Senate Estimates (pages 51-60) hearings last week on the Office of Australian Information Commissioner covered a lot of ground (more in another post) and revealed the process is in the final stages, interviews are complete and an announcement is expected before the end of the month. In addition to the commissioner, members of the committee are the Secretary of the Attorney General's Department (Chair), Secretary of the Department of Health, and the deputy CEO of the Digital Transformation Agency.
The APSC guidelines are that the APS Commissioner or his representative must be included in a selection committee for recruitment or appointment to a Senior Executive Service position. Usually the commissioner himself is involved for a band 3 position such as this.
It seems bizarre that Mr Lloyd would put himself forward for a role on this occasion.
A former attorney general said at the time Mr Lloyd "either has no understanding of the importance of FOI laws in a modern and transparent democracy or he is trying to undermine the legislation with his comments."
Mr Lloyd topped it off a few months later telling a Senate committee that FOI as originally conceived was intended ('particularly') to provide access to information about an individual's dealings with government, and that the law had expanded in the wrong direction since, completely missing the point that the right to access government information enshrined in FOI law is about transparency and accountability and a cornerstone of democracy.
Mr Lloyd's views about the 'very pernicious' impact of FOI may have been reinforced in the last few weeks as he found himself in the hot seat in a seperate Senate estimates hearing arising from a decision by the Department of Prime Minister and Cabinet to refuse access to an FOI request arising from his correspondence with former colleagues at the Institute of Public Affairs. Mr Lloyd said he was not involved or consulted about the FOI. He confirmed after two days of questions in estimates that he is not under investigation, something alluded to in the PMC decision.

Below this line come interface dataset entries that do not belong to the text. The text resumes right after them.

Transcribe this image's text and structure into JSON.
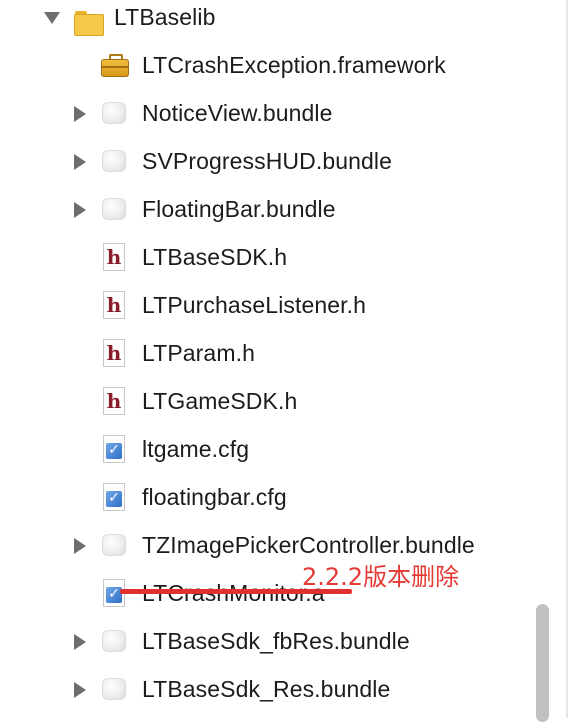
{
  "navigator": {
    "rows": [
      {
        "label": "LTBaselib",
        "icon": "folder-icon",
        "disclosure": "open"
      },
      {
        "label": "LTCrashException.framework",
        "icon": "framework-icon",
        "disclosure": "none"
      },
      {
        "label": "NoticeView.bundle",
        "icon": "bundle-icon",
        "disclosure": "closed"
      },
      {
        "label": "SVProgressHUD.bundle",
        "icon": "bundle-icon",
        "disclosure": "closed"
      },
      {
        "label": "FloatingBar.bundle",
        "icon": "bundle-icon",
        "disclosure": "closed"
      },
      {
        "label": "LTBaseSDK.h",
        "icon": "header-file-icon",
        "disclosure": "none"
      },
      {
        "label": "LTPurchaseListener.h",
        "icon": "header-file-icon",
        "disclosure": "none"
      },
      {
        "label": "LTParam.h",
        "icon": "header-file-icon",
        "disclosure": "none"
      },
      {
        "label": "LTGameSDK.h",
        "icon": "header-file-icon",
        "disclosure": "none"
      },
      {
        "label": "ltgame.cfg",
        "icon": "cfg-file-icon",
        "disclosure": "none"
      },
      {
        "label": "floatingbar.cfg",
        "icon": "cfg-file-icon",
        "disclosure": "none"
      },
      {
        "label": "TZImagePickerController.bundle",
        "icon": "bundle-icon",
        "disclosure": "closed"
      },
      {
        "label": "LTCrashMonitor.a",
        "icon": "cfg-file-icon",
        "disclosure": "none"
      },
      {
        "label": "LTBaseSdk_fbRes.bundle",
        "icon": "bundle-icon",
        "disclosure": "closed"
      },
      {
        "label": "LTBaseSdk_Res.bundle",
        "icon": "bundle-icon",
        "disclosure": "closed"
      }
    ],
    "header_glyph": "h",
    "cfg_glyph": "✓"
  },
  "annotation": {
    "text": "2.2.2版本删除",
    "color": "#e53935"
  },
  "colors": {
    "folder": "#f5c847",
    "header_glyph": "#8a1c2b",
    "cfg_badge": "#2f6fc8",
    "strike": "#e03030"
  }
}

The OAIC and its important role in access to government information, privacy protection and information policy was under direct attack from 2014 to 2016 and has been underfunded since, operating with one commissioner instead of the three parliament legislated for. The government apparently has no intention of addressing that hole in the system-hardly in line with executive government responsibility to execute and maintain the laws of the Commonwealth.
Timothy Pigrim, now Angeline Falk and staff have soldiered on as OAIC responsibilities particularly in privacy protection have expanded, privacy issues have heated up and the office is to have a new role and some additional funding and resources for consumer data rights.

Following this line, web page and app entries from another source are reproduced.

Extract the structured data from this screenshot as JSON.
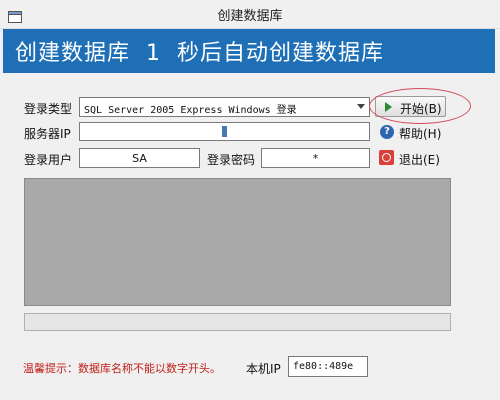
{
  "window": {
    "title": "创建数据库"
  },
  "banner": {
    "text": "创建数据库  1  秒后自动创建数据库"
  },
  "form": {
    "db_type_label": "登录类型",
    "db_type_value": "SQL Server 2005 Express Windows 登录",
    "server_ip_label": "服务器IP",
    "server_ip_value": "",
    "user_label": "登录用户",
    "user_value": "SA",
    "password_label": "登录密码",
    "password_value": "*"
  },
  "buttons": {
    "start": "开始(B)",
    "help": "帮助(H)",
    "exit": "退出(E)"
  },
  "footer": {
    "tip": "温馨提示：数据库名称不能以数字开头。",
    "local_ip_label": "本机IP",
    "local_ip_value": "fe80::489e"
  },
  "icons": {
    "start": "play-icon",
    "help": "help-icon",
    "exit": "power-icon"
  },
  "colors": {
    "banner": "#1f6fb6",
    "tip": "#c0201a",
    "highlight": "#d4485a"
  }
}
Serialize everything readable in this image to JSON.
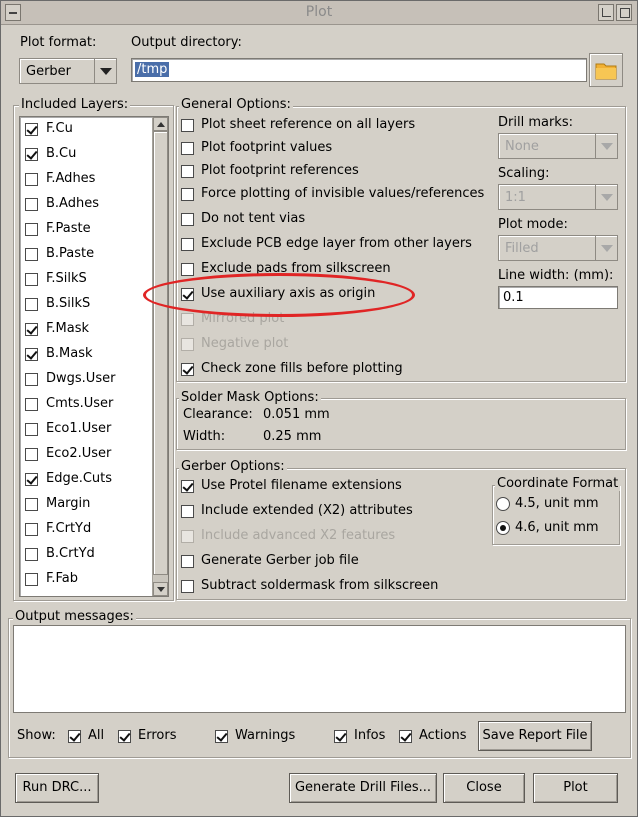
{
  "window": {
    "title": "Plot"
  },
  "top": {
    "plot_format_label": "Plot format:",
    "plot_format_value": "Gerber",
    "output_dir_label": "Output directory:",
    "output_dir_value": "/tmp"
  },
  "layers": {
    "title": "Included Layers:",
    "items": [
      {
        "label": "F.Cu",
        "checked": true
      },
      {
        "label": "B.Cu",
        "checked": true
      },
      {
        "label": "F.Adhes",
        "checked": false
      },
      {
        "label": "B.Adhes",
        "checked": false
      },
      {
        "label": "F.Paste",
        "checked": false
      },
      {
        "label": "B.Paste",
        "checked": false
      },
      {
        "label": "F.SilkS",
        "checked": false
      },
      {
        "label": "B.SilkS",
        "checked": false
      },
      {
        "label": "F.Mask",
        "checked": true
      },
      {
        "label": "B.Mask",
        "checked": true
      },
      {
        "label": "Dwgs.User",
        "checked": false
      },
      {
        "label": "Cmts.User",
        "checked": false
      },
      {
        "label": "Eco1.User",
        "checked": false
      },
      {
        "label": "Eco2.User",
        "checked": false
      },
      {
        "label": "Edge.Cuts",
        "checked": true
      },
      {
        "label": "Margin",
        "checked": false
      },
      {
        "label": "F.CrtYd",
        "checked": false
      },
      {
        "label": "B.CrtYd",
        "checked": false
      },
      {
        "label": "F.Fab",
        "checked": false
      }
    ]
  },
  "general": {
    "title": "General Options:",
    "options": [
      {
        "label": "Plot sheet reference on all layers",
        "checked": false,
        "disabled": false
      },
      {
        "label": "Plot footprint values",
        "checked": false,
        "disabled": false
      },
      {
        "label": "Plot footprint references",
        "checked": false,
        "disabled": false
      },
      {
        "label": "Force plotting of invisible values/references",
        "checked": false,
        "disabled": false
      },
      {
        "label": "Do not tent vias",
        "checked": false,
        "disabled": false
      },
      {
        "label": "Exclude PCB edge layer from other layers",
        "checked": false,
        "disabled": false
      },
      {
        "label": "Exclude pads from silkscreen",
        "checked": false,
        "disabled": false
      },
      {
        "label": "Use auxiliary axis as origin",
        "checked": true,
        "disabled": false
      },
      {
        "label": "Mirrored plot",
        "checked": false,
        "disabled": true
      },
      {
        "label": "Negative plot",
        "checked": false,
        "disabled": true
      },
      {
        "label": "Check zone fills before plotting",
        "checked": true,
        "disabled": false
      }
    ],
    "drill_marks_label": "Drill marks:",
    "drill_marks_value": "None",
    "scaling_label": "Scaling:",
    "scaling_value": "1:1",
    "plot_mode_label": "Plot mode:",
    "plot_mode_value": "Filled",
    "line_width_label": "Line width: (mm):",
    "line_width_value": "0.1"
  },
  "solder_mask": {
    "title": "Solder Mask Options:",
    "clearance_label": "Clearance:",
    "clearance_value": "0.051 mm",
    "width_label": "Width:",
    "width_value": "0.25 mm"
  },
  "gerber": {
    "title": "Gerber Options:",
    "options": [
      {
        "label": "Use Protel filename extensions",
        "checked": true,
        "disabled": false
      },
      {
        "label": "Include extended (X2) attributes",
        "checked": false,
        "disabled": false
      },
      {
        "label": "Include advanced X2 features",
        "checked": false,
        "disabled": true
      },
      {
        "label": "Generate Gerber job file",
        "checked": false,
        "disabled": false
      },
      {
        "label": "Subtract soldermask from silkscreen",
        "checked": false,
        "disabled": false
      }
    ],
    "coord_title": "Coordinate Format",
    "coord_options": [
      {
        "label": "4.5, unit mm",
        "checked": false
      },
      {
        "label": "4.6, unit mm",
        "checked": true
      }
    ]
  },
  "messages": {
    "title": "Output messages:",
    "show_label": "Show:",
    "filters": [
      {
        "label": "All",
        "checked": true
      },
      {
        "label": "Errors",
        "checked": true
      },
      {
        "label": "Warnings",
        "checked": true
      },
      {
        "label": "Infos",
        "checked": true
      },
      {
        "label": "Actions",
        "checked": true
      }
    ],
    "save_report": "Save Report File"
  },
  "buttons": {
    "run_drc": "Run DRC...",
    "generate_drill": "Generate Drill Files...",
    "close": "Close",
    "plot": "Plot"
  },
  "colors": {
    "annotation": "#e02525",
    "folder": "#f2b134"
  }
}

Information policy and FOI have been and remain the poor relations, the former disappearing in recent years and the latter marked for example by long delays in completing review applications, little public advocacy about the right to know, and two own motion investigations into what particular government agencies are up to in carrying out their FOI functions during the last six years or so, the most recent in 2014.
Living in hope, I'm sure others involved in the selection process particularly the Attorney General who has the last word, have a broad, deep understanding of the importance of FOI and the need for ongoing positive strong leadership in the long open government journey.